**WHAT THE EXERCISE ASKS**. Among the records below, determine how many lines have the word "icon" in them; output only the number.

Collection entries:

========

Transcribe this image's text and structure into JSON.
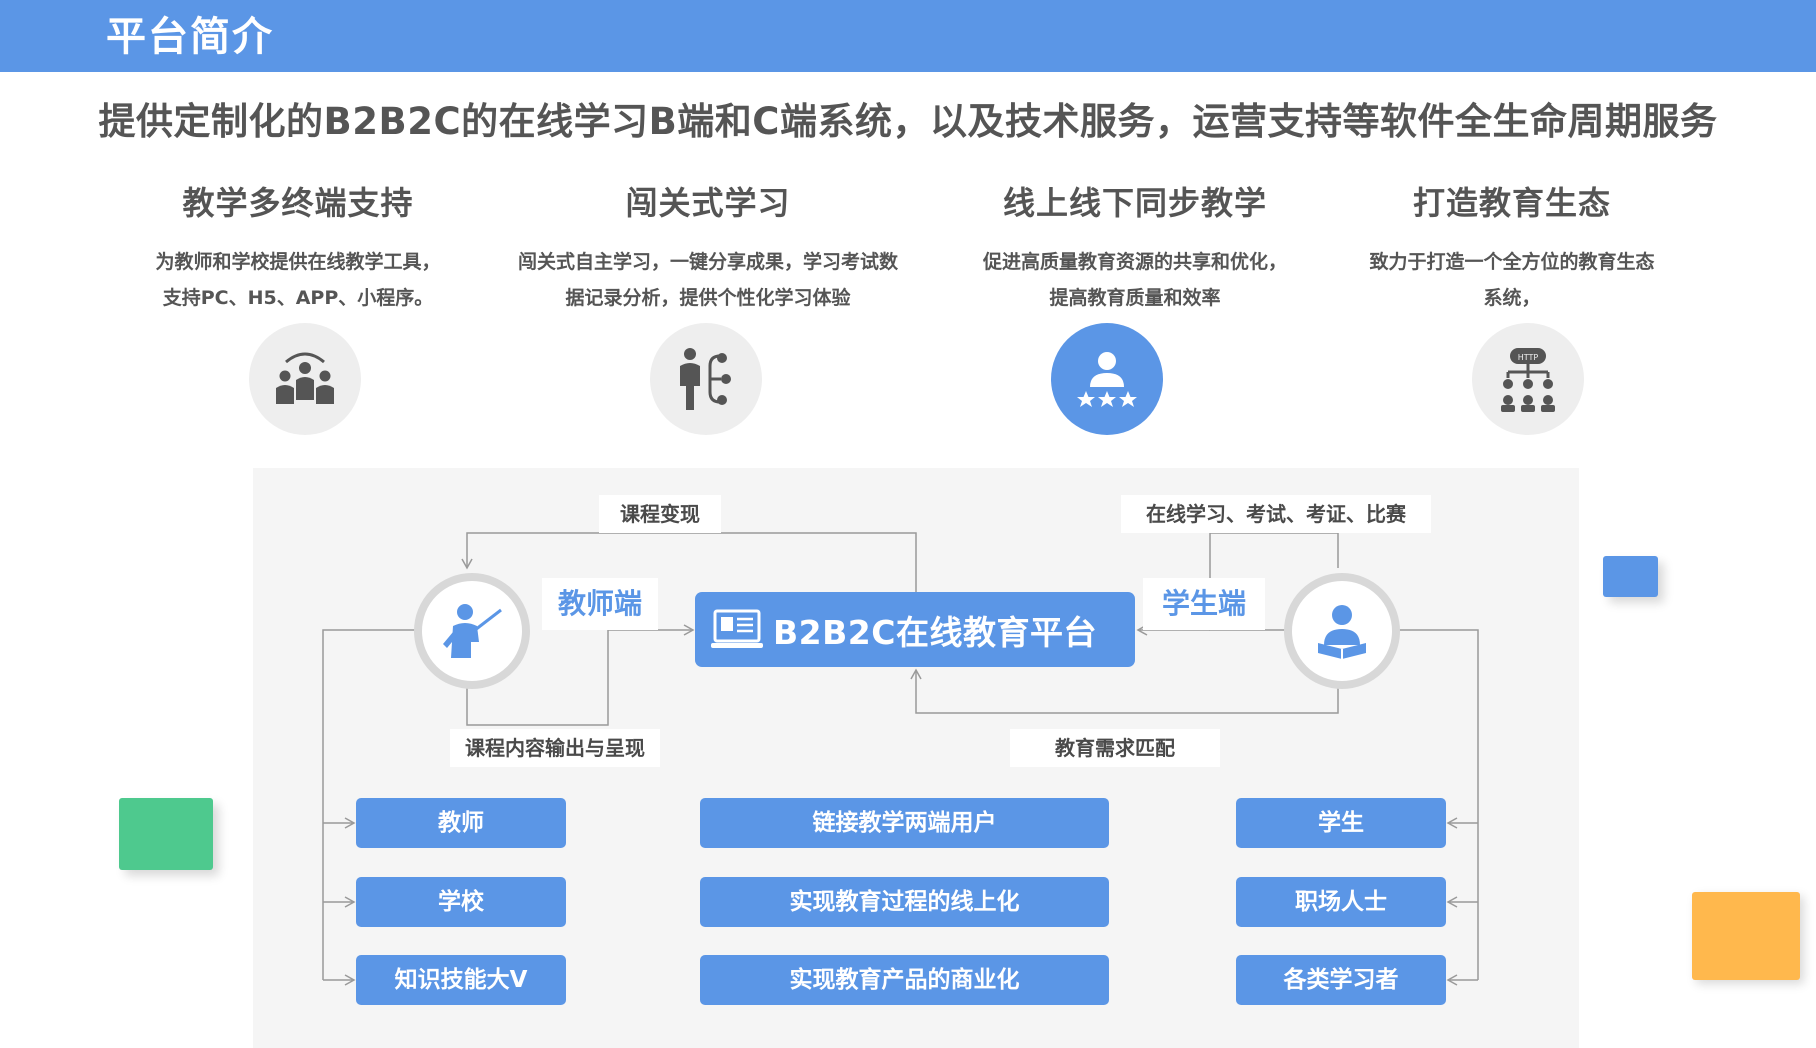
{
  "header": {
    "title": "平台简介"
  },
  "headline": "提供定制化的B2B2C的在线学习B端和C端系统，以及技术服务，运营支持等软件全生命周期服务",
  "features": [
    {
      "title": "教学多终端支持",
      "desc_line1": "为教师和学校提供在线教学工具，",
      "desc_line2": "支持PC、H5、APP、小程序。",
      "icon": "team-icon"
    },
    {
      "title": "闯关式学习",
      "desc_line1": "闯关式自主学习，一键分享成果，学习考试数",
      "desc_line2": "据记录分析，提供个性化学习体验",
      "icon": "presenter-flow-icon"
    },
    {
      "title": "线上线下同步教学",
      "desc_line1": "促进高质量教育资源的共享和优化，",
      "desc_line2": "提高教育质量和效率",
      "icon": "user-stars-icon"
    },
    {
      "title": "打造教育生态",
      "desc_line1": "致力于打造一个全方位的教育生态",
      "desc_line2": "系统，",
      "icon": "http-network-icon"
    }
  ],
  "diagram": {
    "label_top_left": "课程变现",
    "label_top_right": "在线学习、考试、考证、比赛",
    "teacher_end": "教师端",
    "student_end": "学生端",
    "platform": "B2B2C在线教育平台",
    "label_bottom_left": "课程内容输出与呈现",
    "label_bottom_right": "教育需求匹配",
    "left_pills": [
      "教师",
      "学校",
      "知识技能大V"
    ],
    "center_pills": [
      "链接教学两端用户",
      "实现教育过程的线上化",
      "实现教育产品的商业化"
    ],
    "right_pills": [
      "学生",
      "职场人士",
      "各类学习者"
    ]
  },
  "colors": {
    "accent": "#5b96e6",
    "green": "#4ec98e",
    "orange": "#ffb84d",
    "gray_circle": "#eeeeee"
  }
}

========

**EXERCISE RESULT**. 4